Asats Are Pandora’s Box
Jim Hackett’s letter, “Obsolete Arguments,” [April 18, p. 18] takes a page out of a familiar political playbook: Charge the other guy with the felony you are committing.
Anti-satellite (Asat) tests were part of the Cold War competition between the United States and the Soviet Union. The last Cold War test of an Asat occurred two decades ago. Today, the United States has never had it so good in space. We have the most to gain if we do not initiate a new round of Asat tests, and we have the most to lose if we open up this Pandora’s box. So who in this debate is using obsolete arguments?
As for the Kinetic Energy anti-satellite weapon (KE-Asat), there is no way to make a silk purse out of this sow’s ear. When one space object is traveling at 10 kilometers per second and another seeks to collide with it, a big mess will be created — whether or not one of the colliding objects is in the shape of a giant Kevlar flyswatter.
Hackett’s assertion that the old KE-Asat design would disrupt another satellite’s activities “without creating large amounts of debris” is false, which is one of the reasons why the Pentagon’s preference is to employ temporary and reversible Asat effects. It is impossible for a KE-Asat to be “specifically designed to avoid creating space debris,” as Hackett argues in his letter.

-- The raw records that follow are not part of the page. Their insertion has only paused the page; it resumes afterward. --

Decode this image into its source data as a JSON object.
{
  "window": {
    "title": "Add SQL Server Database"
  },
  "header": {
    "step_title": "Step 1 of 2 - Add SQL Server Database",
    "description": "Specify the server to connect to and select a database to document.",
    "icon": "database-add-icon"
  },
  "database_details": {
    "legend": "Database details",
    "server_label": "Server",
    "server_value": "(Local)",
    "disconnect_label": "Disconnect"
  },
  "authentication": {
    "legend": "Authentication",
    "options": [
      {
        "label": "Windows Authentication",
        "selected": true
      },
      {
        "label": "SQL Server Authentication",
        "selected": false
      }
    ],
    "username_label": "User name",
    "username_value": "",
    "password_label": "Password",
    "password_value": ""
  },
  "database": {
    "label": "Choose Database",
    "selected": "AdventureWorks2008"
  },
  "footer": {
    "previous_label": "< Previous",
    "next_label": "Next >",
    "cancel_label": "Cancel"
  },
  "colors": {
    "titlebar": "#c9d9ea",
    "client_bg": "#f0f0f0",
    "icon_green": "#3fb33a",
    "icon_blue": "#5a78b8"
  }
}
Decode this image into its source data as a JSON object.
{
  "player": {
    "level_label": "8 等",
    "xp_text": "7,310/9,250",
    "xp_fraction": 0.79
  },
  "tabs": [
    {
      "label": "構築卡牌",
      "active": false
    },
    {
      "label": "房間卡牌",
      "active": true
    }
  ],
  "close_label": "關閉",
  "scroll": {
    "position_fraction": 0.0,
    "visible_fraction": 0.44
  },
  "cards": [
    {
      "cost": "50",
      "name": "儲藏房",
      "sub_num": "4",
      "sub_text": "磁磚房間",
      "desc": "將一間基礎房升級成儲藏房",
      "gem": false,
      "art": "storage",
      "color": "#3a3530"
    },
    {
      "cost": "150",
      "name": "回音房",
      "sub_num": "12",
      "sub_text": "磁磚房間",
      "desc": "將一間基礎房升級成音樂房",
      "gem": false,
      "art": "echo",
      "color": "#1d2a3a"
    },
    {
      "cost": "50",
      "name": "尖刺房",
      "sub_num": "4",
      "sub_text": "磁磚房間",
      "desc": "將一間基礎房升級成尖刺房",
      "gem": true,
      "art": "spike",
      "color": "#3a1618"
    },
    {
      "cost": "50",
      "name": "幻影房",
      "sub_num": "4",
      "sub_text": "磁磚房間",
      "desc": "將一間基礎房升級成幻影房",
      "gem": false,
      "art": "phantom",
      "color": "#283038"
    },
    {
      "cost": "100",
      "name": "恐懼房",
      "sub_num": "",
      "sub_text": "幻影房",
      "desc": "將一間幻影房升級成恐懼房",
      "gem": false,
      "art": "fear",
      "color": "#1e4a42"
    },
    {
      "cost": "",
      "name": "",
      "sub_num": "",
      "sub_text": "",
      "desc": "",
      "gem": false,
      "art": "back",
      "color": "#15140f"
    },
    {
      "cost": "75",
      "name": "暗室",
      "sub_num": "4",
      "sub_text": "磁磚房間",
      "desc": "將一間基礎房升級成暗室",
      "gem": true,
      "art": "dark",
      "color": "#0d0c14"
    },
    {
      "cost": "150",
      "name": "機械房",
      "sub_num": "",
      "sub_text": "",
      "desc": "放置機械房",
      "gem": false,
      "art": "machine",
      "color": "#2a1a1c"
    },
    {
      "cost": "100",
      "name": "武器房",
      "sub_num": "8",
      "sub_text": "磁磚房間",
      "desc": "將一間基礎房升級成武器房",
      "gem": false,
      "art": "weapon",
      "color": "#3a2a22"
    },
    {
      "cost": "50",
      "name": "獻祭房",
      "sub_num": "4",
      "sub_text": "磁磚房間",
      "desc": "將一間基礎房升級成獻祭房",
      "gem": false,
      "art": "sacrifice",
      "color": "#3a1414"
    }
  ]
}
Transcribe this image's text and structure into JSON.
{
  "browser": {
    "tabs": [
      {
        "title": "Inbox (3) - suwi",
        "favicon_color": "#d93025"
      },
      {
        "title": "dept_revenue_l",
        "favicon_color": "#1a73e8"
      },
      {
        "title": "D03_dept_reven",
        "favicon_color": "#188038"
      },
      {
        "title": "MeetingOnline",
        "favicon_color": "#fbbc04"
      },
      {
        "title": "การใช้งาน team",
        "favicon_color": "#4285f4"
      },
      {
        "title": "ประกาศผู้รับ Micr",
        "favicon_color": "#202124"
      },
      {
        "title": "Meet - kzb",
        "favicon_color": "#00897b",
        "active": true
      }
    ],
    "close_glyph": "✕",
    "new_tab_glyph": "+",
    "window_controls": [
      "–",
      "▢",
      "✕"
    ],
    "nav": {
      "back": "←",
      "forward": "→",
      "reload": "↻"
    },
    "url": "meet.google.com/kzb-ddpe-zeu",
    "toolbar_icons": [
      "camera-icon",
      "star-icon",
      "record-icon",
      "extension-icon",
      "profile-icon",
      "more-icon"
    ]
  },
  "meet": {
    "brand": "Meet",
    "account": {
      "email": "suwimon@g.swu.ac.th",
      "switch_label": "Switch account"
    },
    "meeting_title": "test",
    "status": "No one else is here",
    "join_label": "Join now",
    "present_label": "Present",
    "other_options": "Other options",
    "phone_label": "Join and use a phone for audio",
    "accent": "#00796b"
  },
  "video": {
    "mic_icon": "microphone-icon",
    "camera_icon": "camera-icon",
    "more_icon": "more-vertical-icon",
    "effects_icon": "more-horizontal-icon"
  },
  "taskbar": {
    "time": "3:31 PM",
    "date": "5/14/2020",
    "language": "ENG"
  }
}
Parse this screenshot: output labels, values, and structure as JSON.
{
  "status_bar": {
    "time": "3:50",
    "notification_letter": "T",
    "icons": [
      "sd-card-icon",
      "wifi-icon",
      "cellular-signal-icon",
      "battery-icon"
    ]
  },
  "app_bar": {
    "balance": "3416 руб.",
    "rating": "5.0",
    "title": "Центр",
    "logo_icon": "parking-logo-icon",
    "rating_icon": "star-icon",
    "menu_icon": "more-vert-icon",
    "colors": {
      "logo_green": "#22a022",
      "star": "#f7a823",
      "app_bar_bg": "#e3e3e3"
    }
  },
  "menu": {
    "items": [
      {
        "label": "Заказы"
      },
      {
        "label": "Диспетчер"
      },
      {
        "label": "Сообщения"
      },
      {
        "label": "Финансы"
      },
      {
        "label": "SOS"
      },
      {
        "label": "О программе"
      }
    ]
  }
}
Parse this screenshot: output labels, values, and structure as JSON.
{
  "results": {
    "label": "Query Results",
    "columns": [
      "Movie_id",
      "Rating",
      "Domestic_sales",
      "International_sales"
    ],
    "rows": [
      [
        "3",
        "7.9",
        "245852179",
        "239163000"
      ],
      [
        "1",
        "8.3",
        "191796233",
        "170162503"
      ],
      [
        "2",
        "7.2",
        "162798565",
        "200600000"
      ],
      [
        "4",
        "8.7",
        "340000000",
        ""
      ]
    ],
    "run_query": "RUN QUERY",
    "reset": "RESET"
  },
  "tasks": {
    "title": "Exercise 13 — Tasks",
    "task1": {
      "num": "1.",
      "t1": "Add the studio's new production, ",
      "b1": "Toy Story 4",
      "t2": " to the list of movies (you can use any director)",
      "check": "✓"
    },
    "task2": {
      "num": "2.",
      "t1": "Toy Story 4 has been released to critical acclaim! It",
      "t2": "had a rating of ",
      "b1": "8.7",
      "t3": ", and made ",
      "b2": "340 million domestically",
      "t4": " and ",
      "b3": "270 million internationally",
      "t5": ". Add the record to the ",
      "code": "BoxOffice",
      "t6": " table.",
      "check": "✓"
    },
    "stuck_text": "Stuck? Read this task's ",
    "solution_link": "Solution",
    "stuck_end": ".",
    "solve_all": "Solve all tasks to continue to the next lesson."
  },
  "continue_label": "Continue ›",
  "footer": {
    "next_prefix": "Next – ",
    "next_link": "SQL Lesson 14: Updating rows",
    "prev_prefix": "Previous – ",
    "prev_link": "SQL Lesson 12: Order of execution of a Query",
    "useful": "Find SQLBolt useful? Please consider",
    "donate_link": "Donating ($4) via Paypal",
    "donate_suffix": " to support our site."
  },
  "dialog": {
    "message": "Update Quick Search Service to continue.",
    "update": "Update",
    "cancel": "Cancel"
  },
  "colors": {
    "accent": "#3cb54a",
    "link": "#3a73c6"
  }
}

A direct attack on a satellite, whether by temporary and reversible effects or by kinetic energy, will be a momentous event.
It is unlikely, however, to be an isolated event. We already place heavy burdens on our men and women in uniform. We need to think through in advance what is likely to happen after the first U.S. blow is struck in space.
U.S. advocates of what is euphemistically known as “offensive counter-space” tests and programs have yet to explain how our national and economic security are improved by turning space into a shooting gallery.
Michael Krepon,Washington, DC